• Assigned task: Every entry below is to be copied exactly, with nothing left out.

• Data records:
◇ ◇ ◇ ◇ ◇

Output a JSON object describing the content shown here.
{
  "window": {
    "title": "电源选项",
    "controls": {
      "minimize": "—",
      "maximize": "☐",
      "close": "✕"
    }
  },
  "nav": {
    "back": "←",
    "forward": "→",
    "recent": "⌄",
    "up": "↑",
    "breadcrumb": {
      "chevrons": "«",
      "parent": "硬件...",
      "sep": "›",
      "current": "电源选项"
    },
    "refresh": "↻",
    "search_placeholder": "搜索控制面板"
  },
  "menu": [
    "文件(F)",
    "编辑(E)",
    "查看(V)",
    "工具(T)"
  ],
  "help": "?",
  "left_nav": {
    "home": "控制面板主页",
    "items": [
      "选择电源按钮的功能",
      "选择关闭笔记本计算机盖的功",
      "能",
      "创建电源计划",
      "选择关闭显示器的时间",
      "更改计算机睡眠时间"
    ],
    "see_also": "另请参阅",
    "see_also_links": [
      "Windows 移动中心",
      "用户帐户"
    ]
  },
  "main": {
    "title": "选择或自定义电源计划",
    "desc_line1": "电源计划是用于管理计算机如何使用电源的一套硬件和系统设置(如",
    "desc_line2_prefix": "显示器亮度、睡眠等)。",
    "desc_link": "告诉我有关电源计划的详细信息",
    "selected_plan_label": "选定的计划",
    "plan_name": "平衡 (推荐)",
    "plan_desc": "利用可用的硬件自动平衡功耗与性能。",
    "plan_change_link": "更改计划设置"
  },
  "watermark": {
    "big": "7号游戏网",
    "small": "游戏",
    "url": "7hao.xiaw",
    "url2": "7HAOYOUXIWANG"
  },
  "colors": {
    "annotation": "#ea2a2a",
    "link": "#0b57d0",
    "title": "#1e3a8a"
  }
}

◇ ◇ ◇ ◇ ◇

• Result of this exercise:
Output a JSON object describing the content shown here.
{
  "window": {
    "title": "电源选项",
    "controls": {
      "minimize": "—",
      "maximize": "☐",
      "close": "✕"
    }
  },
  "nav": {
    "back": "←",
    "forward": "→",
    "recent": "⌄",
    "up": "↑",
    "breadcrumb": {
      "chevrons": "«",
      "parent": "硬件...",
      "sep": "›",
      "current": "电源选项"
    },
    "refresh": "↻",
    "search_placeholder": "搜索控制面板"
  },
  "menu": [
    "文件(F)",
    "编辑(E)",
    "查看(V)",
    "工具(T)"
  ],
  "help": "?",
  "left_nav": {
    "home": "控制面板主页",
    "items": [
      "选择电源按钮的功能",
      "选择关闭笔记本计算机盖的功",
      "能",
      "创建电源计划",
      "选择关闭显示器的时间",
      "更改计算机睡眠时间"
    ],
    "see_also": "另请参阅",
    "see_also_links": [
      "Windows 移动中心",
      "用户帐户"
    ]
  },
  "main": {
    "title": "选择或自定义电源计划",
    "desc_line1": "电源计划是用于管理计算机如何使用电源的一套硬件和系统设置(如",
    "desc_line2_prefix": "显示器亮度、睡眠等)。",
    "desc_link": "告诉我有关电源计划的详细信息",
    "selected_plan_label": "选定的计划",
    "plan_name": "平衡 (推荐)",
    "plan_desc": "利用可用的硬件自动平衡功耗与性能。",
    "plan_change_link": "更改计划设置"
  },
  "watermark": {
    "big": "7号游戏网",
    "small": "游戏",
    "url": "7hao.xiaw",
    "url2": "7HAOYOUXIWANG"
  },
  "colors": {
    "annotation": "#ea2a2a",
    "link": "#0b57d0",
    "title": "#1e3a8a"
  }
}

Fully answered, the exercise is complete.